Over the course of the next four days ten of the nineteen eggs began to hatch. Three never made it out of the egg, we are not sure why, and we lost one of the seven that fully hatched also not sure why.
After the first five had hatched we decided to put Creamy and the chicks into the brooder we had built for our hatchery chicks since they were still tiny fluff balls and we felt Creamy needed a safer place since she was out in the barn. The brooder Mike built is very nice, well built and raccoon proof with hardware cloth screwed down over half the lid. When we went to shift her to the brooder from the dog crate (after 3 days of eggs slowly hatching) we realized that two more were beginning to hatch but Creamy seemed to be ready to shift into caring for her chicks and kept leaving the eggs. SO we brought those two inside put them under the heat lamp and in just a little while two more chicks had hatched but the chicks were not okay (probably why Creamy had abandoned them).
The two little chicks, we'll call them Crook Foot and Crook Neck for now, were very weak and both of them had feet that were were so clenched they couldn't stand.
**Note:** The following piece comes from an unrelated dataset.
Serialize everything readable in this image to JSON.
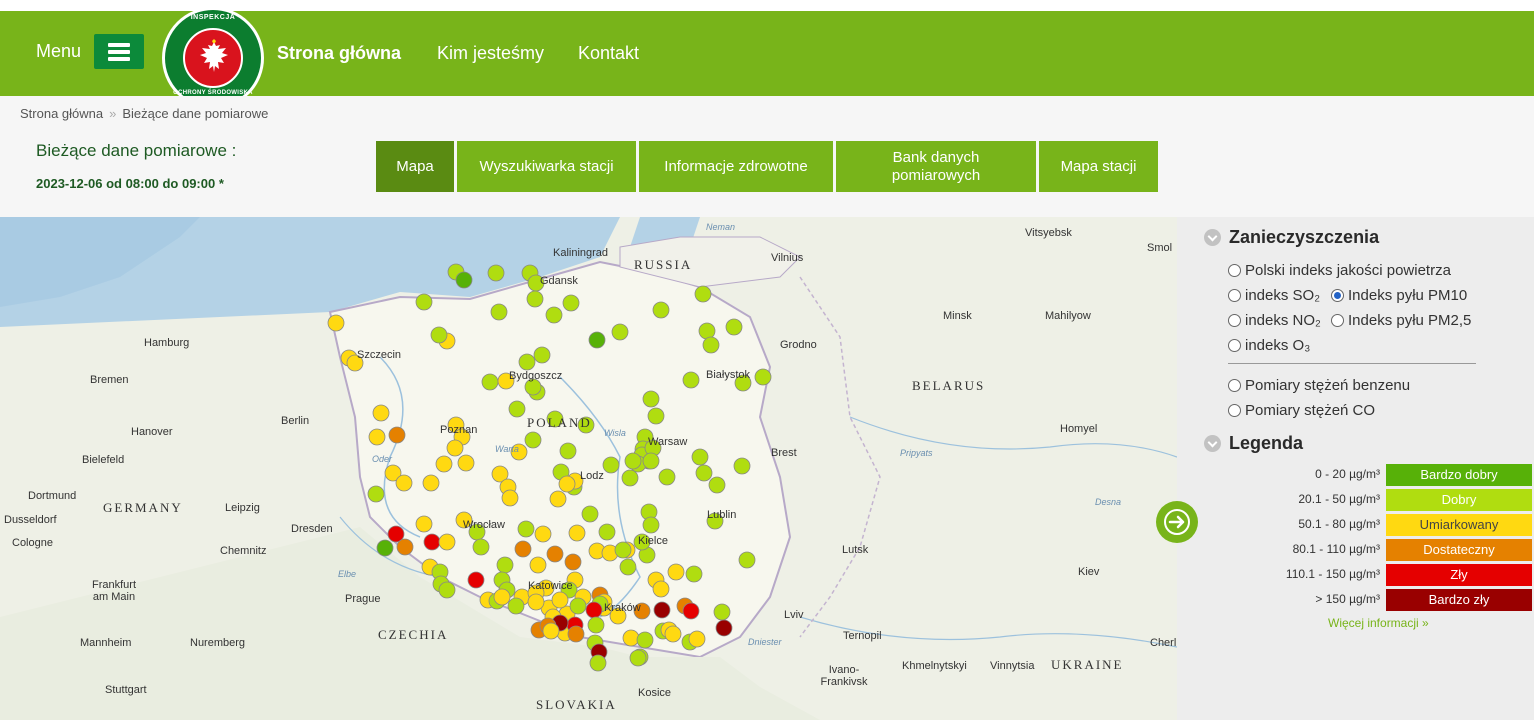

Crook Neck also had what I believe is called "wry neck" and couldn't seem to uncurl from the "in egg" position. We did some rapid internet research and learned this could be due to vitamin E and magnesium deficiencies. So off I went to the store to buy liquid viatmins and vitamin E caplets, in addition we made tiny little braces to help them stretch out their feet and neck. Crook Neck had collar of bubble wrap and scotch tape and both of them had little squares of cereal box scotch taped to their tiny feet. It was the saddest sight you'll ever see, BUT it worked! By the next afternoon both had straightened out and were able to get up and walk like normal chicks. Crook Neck still looks a little sad because the feathers on the head and neck are kinda strange and thin and spiky, but otherwise it seems fine. The next night we were able to slip them in the nest under Creamy and she took them back with no problems. I'm not sure how they'll fare once they get to free ranging but they will have a shot at it at least.